> **Problem to work on**
Entries follow. Return each line that contains the word "consectetur".

** Opening Material provided block **

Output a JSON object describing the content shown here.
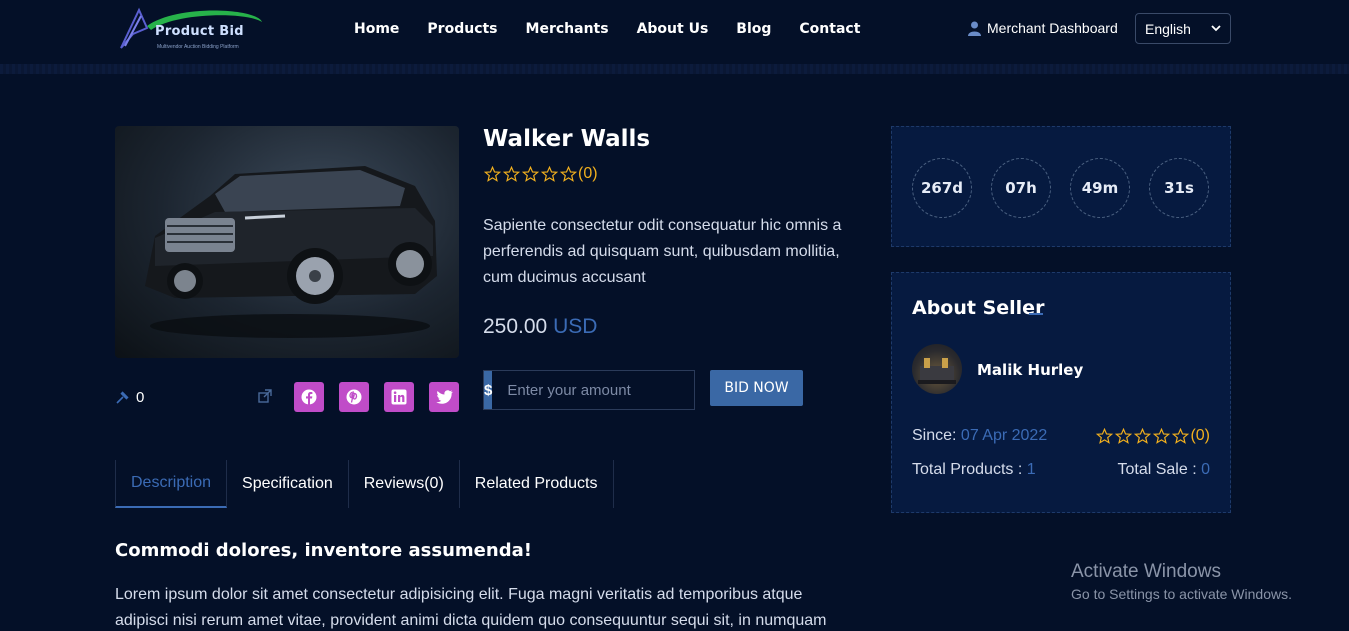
{
  "logo": {
    "title": "Product Bid",
    "subtitle": "Multivendor Auction Bidding Platform"
  },
  "nav": [
    "Home",
    "Products",
    "Merchants",
    "About Us",
    "Blog",
    "Contact"
  ],
  "header": {
    "merchant_dashboard": "Merchant Dashboard",
    "language": "English"
  },
  "product": {
    "title": "Walker Walls",
    "rating_count": "(0)",
    "description": "Sapiente consectetur odit consequatur hic omnis a perferendis ad quisquam sunt, quibusdam mollitia, cum ducimus accusant",
    "price": "250.00",
    "currency": "USD",
    "bid_count": "0",
    "stars": 0
  },
  "bid": {
    "prefix": "$",
    "placeholder": "Enter your amount",
    "button": "BID NOW"
  },
  "social": [
    {
      "name": "facebook-icon",
      "color": "#c04cc8"
    },
    {
      "name": "pinterest-icon",
      "color": "#c04cc8"
    },
    {
      "name": "linkedin-icon",
      "color": "#c04cc8"
    },
    {
      "name": "twitter-icon",
      "color": "#c04cc8"
    }
  ],
  "tabs": [
    "Description",
    "Specification",
    "Reviews(0)",
    "Related Products"
  ],
  "tab_content": {
    "heading": "Commodi dolores, inventore assumenda!",
    "body": "Lorem ipsum dolor sit amet consectetur adipisicing elit. Fuga magni veritatis ad temporibus atque adipisci nisi rerum amet vitae, provident animi dicta quidem quo consequuntur sequi sit, in numquam"
  },
  "countdown": [
    "267d",
    "07h",
    "49m",
    "31s"
  ],
  "seller": {
    "title": "About Seller",
    "name": "Malik Hurley",
    "since_label": "Since:",
    "since_value": "07 Apr 2022",
    "rating_count": "(0)",
    "total_products_label": "Total Products :",
    "total_products_value": "1",
    "total_sale_label": "Total Sale :",
    "total_sale_value": "0"
  },
  "watermark": {
    "title": "Activate Windows",
    "subtitle": "Go to Settings to activate Windows."
  },
  "colors": {
    "background": "#041028",
    "accent": "#3a68a5",
    "star": "#f2b01e",
    "social": "#c04cc8"
  }
}
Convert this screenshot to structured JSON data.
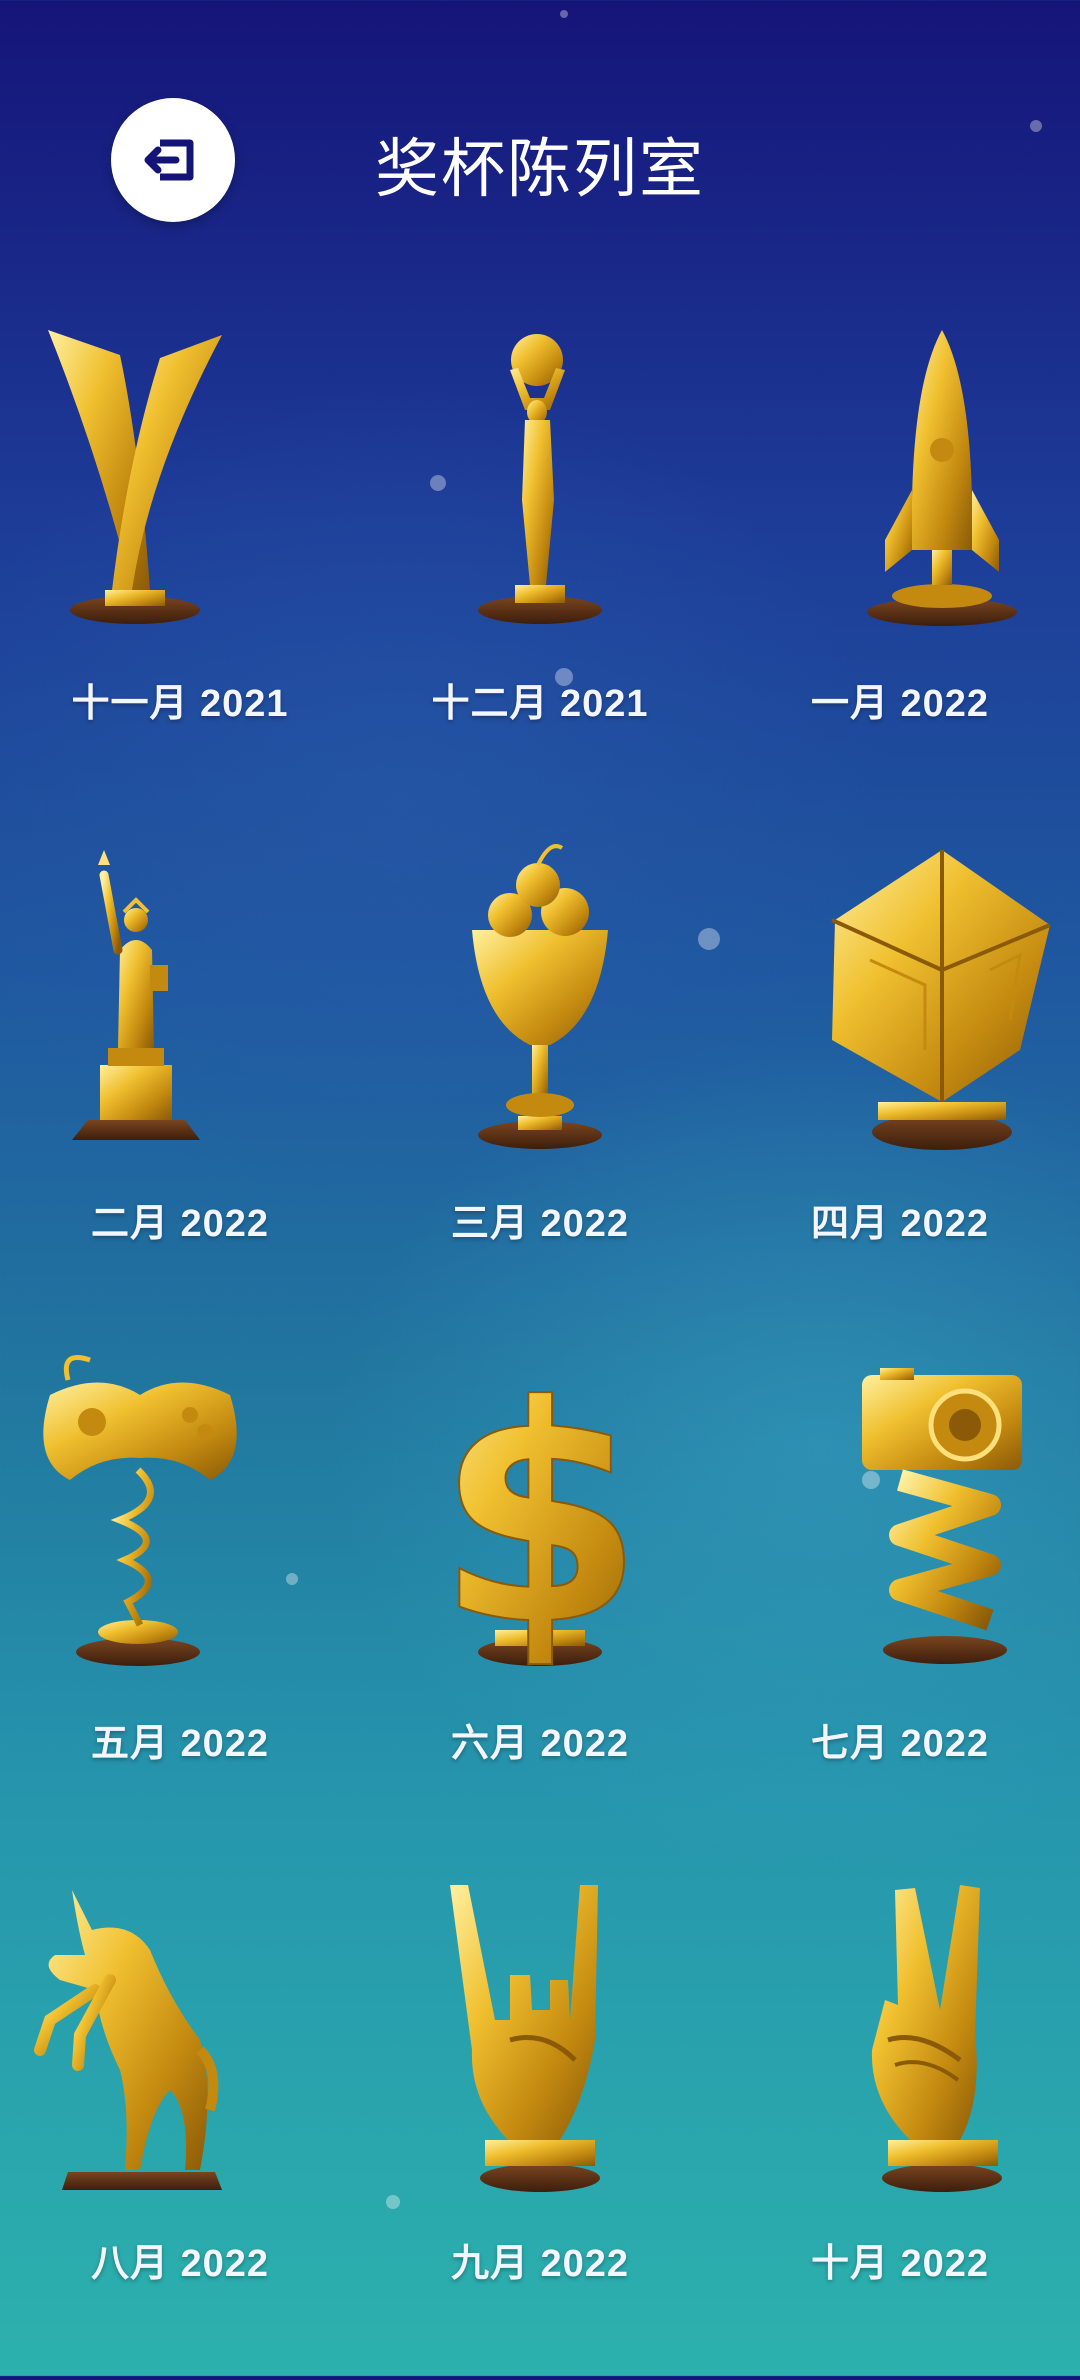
{
  "header": {
    "title": "奖杯陈列室",
    "back_icon": "exit-arrow-icon"
  },
  "colors": {
    "gold": "#e6b12a",
    "gold_light": "#ffe07a",
    "gold_dark": "#8a5a08",
    "base_wood": "#5a3018"
  },
  "trophies": [
    {
      "label": "十一月 2021",
      "icon": "twisted-ribbon-trophy-icon"
    },
    {
      "label": "十二月 2021",
      "icon": "figure-holding-globe-trophy-icon"
    },
    {
      "label": "一月 2022",
      "icon": "rocket-trophy-icon"
    },
    {
      "label": "二月 2022",
      "icon": "statue-of-liberty-trophy-icon"
    },
    {
      "label": "三月 2022",
      "icon": "sundae-cup-trophy-icon"
    },
    {
      "label": "四月 2022",
      "icon": "cube-trophy-icon"
    },
    {
      "label": "五月 2022",
      "icon": "game-controller-trophy-icon"
    },
    {
      "label": "六月 2022",
      "icon": "dollar-sign-trophy-icon"
    },
    {
      "label": "七月 2022",
      "icon": "camera-film-trophy-icon"
    },
    {
      "label": "八月 2022",
      "icon": "unicorn-trophy-icon"
    },
    {
      "label": "九月 2022",
      "icon": "rock-hand-trophy-icon"
    },
    {
      "label": "十月 2022",
      "icon": "peace-hand-trophy-icon"
    }
  ]
}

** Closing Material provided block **

> **Output of the exercise**
    "description": "Sapiente consectetur odit consequatur hic omnis a perferendis ad quisquam sunt, quibusdam mollitia, cum ducimus accusant",
    "body": "Lorem ipsum dolor sit amet consectetur adipisicing elit. Fuga magni veritatis ad temporibus atque adipisci nisi rerum amet vitae, provident animi dicta quidem quo consequuntur sequi sit, in numquam"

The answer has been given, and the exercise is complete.